A spontaneous canon

By Gerard Casau

In the GIF we have before our eyes, an individual is ready to leave his house when he realises he can’t remember where he left his keys. In a minute, he grabs a chair and a rope and hangs himself from the lamp, so his whole life passes before him at vertigo speed until he visualises the moment in which he put the key ring inside the pocket of his shirt. Having solved the problem, the guy unhangs himself and gets out the door as if nothing had happened. “To everyday problems, extreme solutions”, could be the title of this brilliant gag, created and drawn by Bill Plympton and included in his short film Sex & Violence, which in its concise eight minutes manages to fit in no less than twenty-four sketches.
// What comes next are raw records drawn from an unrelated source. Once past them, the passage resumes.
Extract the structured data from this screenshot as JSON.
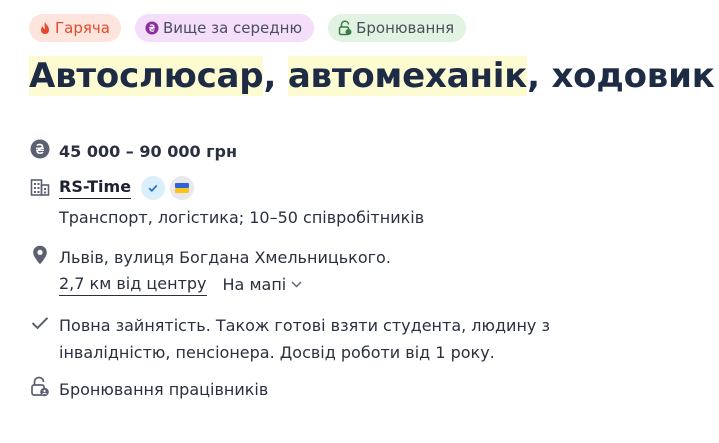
{
  "badges": {
    "hot": {
      "label": "Гаряча",
      "icon": "flame-icon",
      "color": "#e24a2b"
    },
    "salary": {
      "label": "Вище за середню",
      "icon": "hryvnia-coin-icon",
      "color": "#8b2fa0"
    },
    "reservation": {
      "label": "Бронювання",
      "icon": "lock-icon",
      "color": "#3a7d44"
    }
  },
  "title": {
    "part1": "Автослюсар",
    "sep1": ", ",
    "part2": "автомеханік",
    "sep2": ", ходовик"
  },
  "salary": {
    "icon": "hryvnia-icon",
    "text": "45 000 – 90 000 грн"
  },
  "company": {
    "icon": "building-icon",
    "name": "RS-Time",
    "verified_icon": "check-icon",
    "flag_icon": "ukraine-flag-icon",
    "details": "Транспорт, логістика; 10–50 співробітників"
  },
  "location": {
    "icon": "map-pin-icon",
    "address": "Львів, вулиця Богдана Хмельницького.",
    "distance": "2,7 км від центру",
    "map_link": "На мапі"
  },
  "conditions": {
    "icon": "check-icon",
    "text": "Повна зайнятість. Також готові взяти студента, людину з інвалідністю, пенсіонера. Досвід роботи від 1 року."
  },
  "reservation": {
    "icon": "lock-icon",
    "text": "Бронювання працівників"
  }
}
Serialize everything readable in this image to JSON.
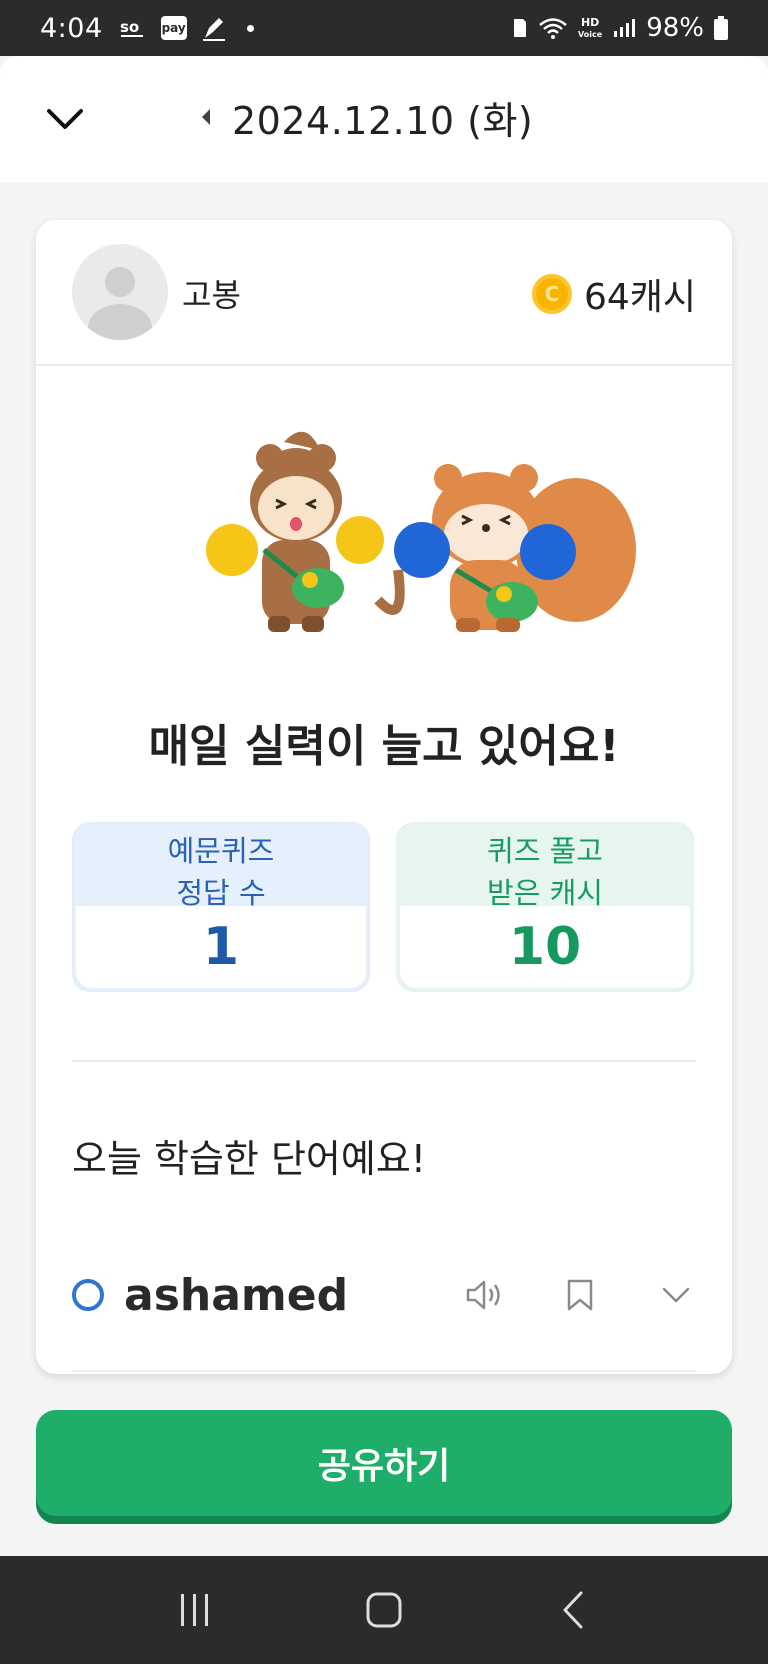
{
  "status_bar": {
    "time": "4:04",
    "app_icons": [
      "bank-sol-icon",
      "pay-icon",
      "pen-icon"
    ],
    "pay_label": "pay",
    "hd_label": "HD",
    "voice_label": "Voice",
    "battery": "98%"
  },
  "header": {
    "date": "2024.12.10 (화)"
  },
  "profile": {
    "username": "고봉",
    "cash": "64캐시"
  },
  "headline": "매일 실력이 늘고 있어요!",
  "stats": [
    {
      "label_line1": "예문퀴즈",
      "label_line2": "정답 수",
      "value": "1",
      "color": "#1f5aa8"
    },
    {
      "label_line1": "퀴즈 풀고",
      "label_line2": "받은 캐시",
      "value": "10",
      "color": "#17985f"
    }
  ],
  "learned": {
    "title": "오늘 학습한 단어예요!",
    "words": [
      {
        "word": "ashamed",
        "status": "circle"
      }
    ]
  },
  "share_button": {
    "label": "공유하기",
    "color": "#1fad6a"
  },
  "colors": {
    "accent_green": "#1fad6a",
    "accent_blue": "#2f74d0",
    "coin": "#f7b500"
  }
}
The one in hand takes less than half a minute: very little in terms of film length, but practically an eternity in GIF language (in this sense, it’s almost as shocking as Today Is the Day).

What might the person who created this GIF have been thinking about when he did it? It was probably a well-meaning Plympton fan with no other pretension than sharing this fragment with the whole world, granting it a new life in a digital environment. And he probably wasn’t the only one to feel this impulse, for a simple search of the terms “Plympton GIF” takes us to a great display of the occurrences coming out of the imagination of this US artisan animator: kisses as passionate as scarcely normative, picturesque body games, questionable ways of proving the saying that carrots improve our eyesight, alternative versions of The Simpsons title credits… Indeed, a catalogue of the great moments that Bill Plympton’s career has given us, generated involuntarily and spontaneously by the individual contributions that didn’t see beyond the scarce seconds of their favourite snap but which, as a global photograph, conform a canon of the artist, surely less reflexive than the one that might arise from critical consensus, but with greater capacity for reaction and for an introduction of amendments. Although, yes, so much immediacy entails a quite important weak point: deep down, these GIFs don’t share a knowledge, are just fetishes with no author mark whatsoever, so if a casual surfer stumbles upon these cartoons, he’ll probably have to unravel a thread of Reddit to find out who on Earth is behind all the animations cheering up his screen in a loop